§ **GIVEN ENTRIES**
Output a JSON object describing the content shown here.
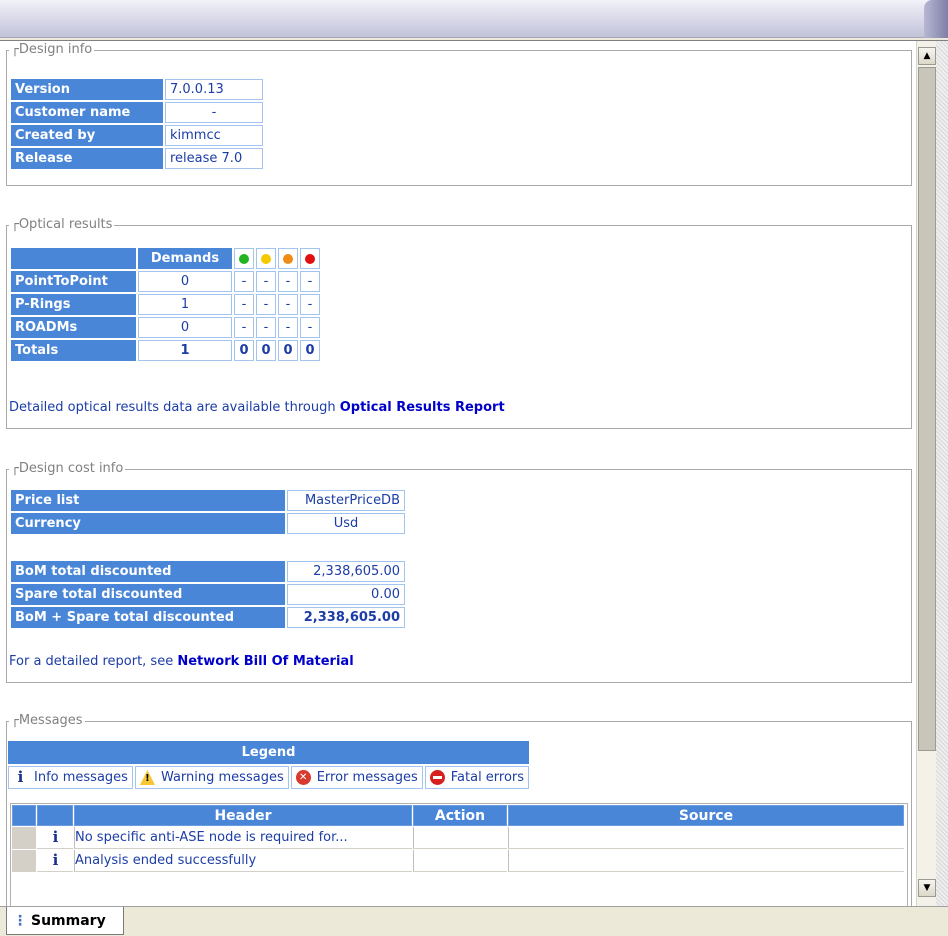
{
  "design_info": {
    "title": "Design info",
    "rows": [
      {
        "label": "Version",
        "value": "7.0.0.13"
      },
      {
        "label": "Customer name",
        "value": "-"
      },
      {
        "label": "Created by",
        "value": "kimmcc"
      },
      {
        "label": "Release",
        "value": "release 7.0"
      }
    ]
  },
  "optical_results": {
    "title": "Optical results",
    "demands_header": "Demands",
    "status_colors": [
      "#22b322",
      "#f5c800",
      "#f08c14",
      "#e01010"
    ],
    "rows": [
      {
        "label": "PointToPoint",
        "demands": "0",
        "s1": "-",
        "s2": "-",
        "s3": "-",
        "s4": "-"
      },
      {
        "label": "P-Rings",
        "demands": "1",
        "s1": "-",
        "s2": "-",
        "s3": "-",
        "s4": "-"
      },
      {
        "label": "ROADMs",
        "demands": "0",
        "s1": "-",
        "s2": "-",
        "s3": "-",
        "s4": "-"
      },
      {
        "label": "Totals",
        "demands": "1",
        "s1": "0",
        "s2": "0",
        "s3": "0",
        "s4": "0"
      }
    ],
    "note_text": "Detailed optical results data are available through ",
    "note_link": "Optical Results Report"
  },
  "cost_info": {
    "title": "Design cost info",
    "price_list_label": "Price list",
    "price_list_value": "MasterPriceDB",
    "currency_label": "Currency",
    "currency_value": "Usd",
    "bom_label": "BoM total discounted",
    "bom_value": "2,338,605.00",
    "spare_label": "Spare total discounted",
    "spare_value": "0.00",
    "total_label": "BoM + Spare total discounted",
    "total_value": "2,338,605.00",
    "note_text": "For a detailed report, see ",
    "note_link": "Network Bill Of Material"
  },
  "messages": {
    "title": "Messages",
    "legend_title": "Legend",
    "legend": [
      {
        "icon": "info-icon",
        "label": "Info messages"
      },
      {
        "icon": "warning-icon",
        "label": "Warning messages"
      },
      {
        "icon": "error-icon",
        "label": "Error messages"
      },
      {
        "icon": "fatal-error-icon",
        "label": "Fatal errors"
      }
    ],
    "columns": [
      "Header",
      "Action",
      "Source"
    ],
    "rows": [
      {
        "icon": "info-icon",
        "header": "No specific anti-ASE node is required for...",
        "action": "",
        "source": ""
      },
      {
        "icon": "info-icon",
        "header": "Analysis ended successfully",
        "action": "",
        "source": ""
      }
    ]
  },
  "tabs": {
    "summary_label": "Summary"
  }
}
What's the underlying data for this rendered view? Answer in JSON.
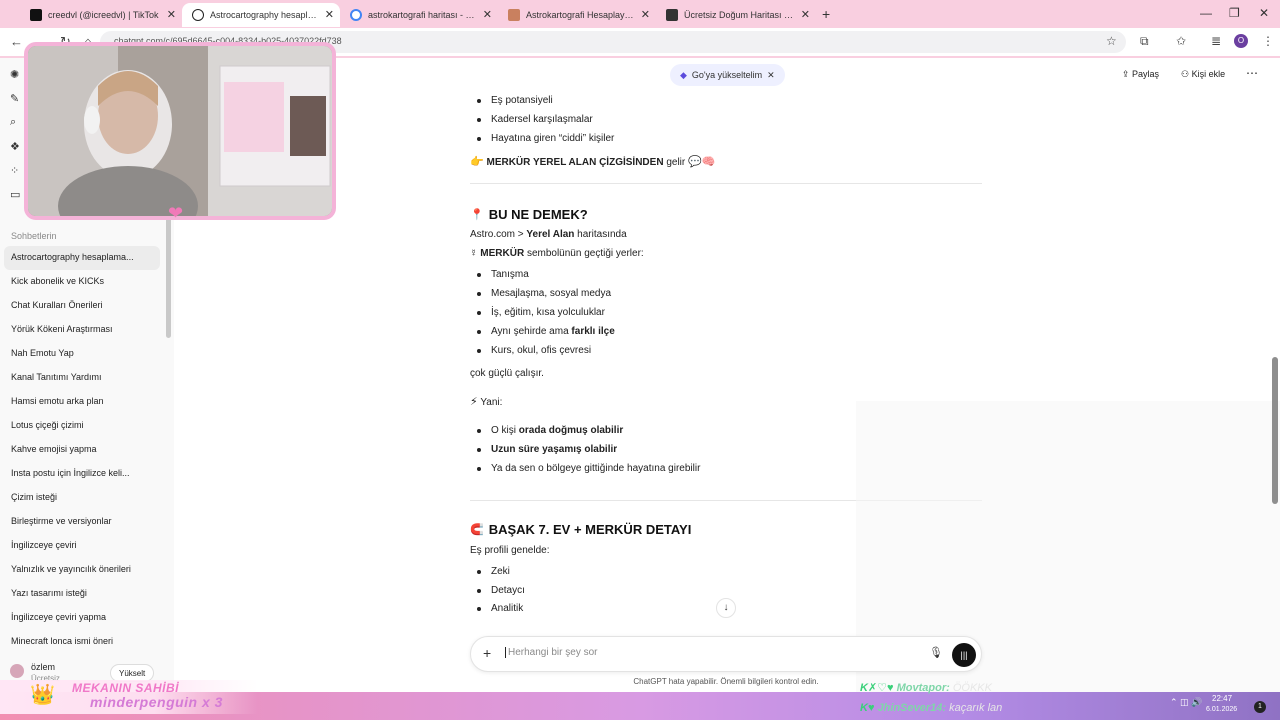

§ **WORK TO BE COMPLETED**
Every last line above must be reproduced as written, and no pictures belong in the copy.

§ **EXERCISE ANSWER**
Output a JSON object describing the content shown here.
{
  "design_info": {
    "title": "Design info",
    "rows": [
      {
        "label": "Version",
        "value": "7.0.0.13"
      },
      {
        "label": "Customer name",
        "value": "-"
      },
      {
        "label": "Created by",
        "value": "kimmcc"
      },
      {
        "label": "Release",
        "value": "release 7.0"
      }
    ]
  },
  "optical_results": {
    "title": "Optical results",
    "demands_header": "Demands",
    "status_colors": [
      "#22b322",
      "#f5c800",
      "#f08c14",
      "#e01010"
    ],
    "rows": [
      {
        "label": "PointToPoint",
        "demands": "0",
        "s1": "-",
        "s2": "-",
        "s3": "-",
        "s4": "-"
      },
      {
        "label": "P-Rings",
        "demands": "1",
        "s1": "-",
        "s2": "-",
        "s3": "-",
        "s4": "-"
      },
      {
        "label": "ROADMs",
        "demands": "0",
        "s1": "-",
        "s2": "-",
        "s3": "-",
        "s4": "-"
      },
      {
        "label": "Totals",
        "demands": "1",
        "s1": "0",
        "s2": "0",
        "s3": "0",
        "s4": "0"
      }
    ],
    "note_text": "Detailed optical results data are available through ",
    "note_link": "Optical Results Report"
  },
  "cost_info": {
    "title": "Design cost info",
    "price_list_label": "Price list",
    "price_list_value": "MasterPriceDB",
    "currency_label": "Currency",
    "currency_value": "Usd",
    "bom_label": "BoM total discounted",
    "bom_value": "2,338,605.00",
    "spare_label": "Spare total discounted",
    "spare_value": "0.00",
    "total_label": "BoM + Spare total discounted",
    "total_value": "2,338,605.00",
    "note_text": "For a detailed report, see ",
    "note_link": "Network Bill Of Material"
  },
  "messages": {
    "title": "Messages",
    "legend_title": "Legend",
    "legend": [
      {
        "icon": "info-icon",
        "label": "Info messages"
      },
      {
        "icon": "warning-icon",
        "label": "Warning messages"
      },
      {
        "icon": "error-icon",
        "label": "Error messages"
      },
      {
        "icon": "fatal-error-icon",
        "label": "Fatal errors"
      }
    ],
    "columns": [
      "Header",
      "Action",
      "Source"
    ],
    "rows": [
      {
        "icon": "info-icon",
        "header": "No specific anti-ASE node is required for...",
        "action": "",
        "source": ""
      },
      {
        "icon": "info-icon",
        "header": "Analysis ended successfully",
        "action": "",
        "source": ""
      }
    ]
  },
  "tabs": {
    "summary_label": "Summary"
  }
}
What's the underlying data for this rendered view? Answer in JSON.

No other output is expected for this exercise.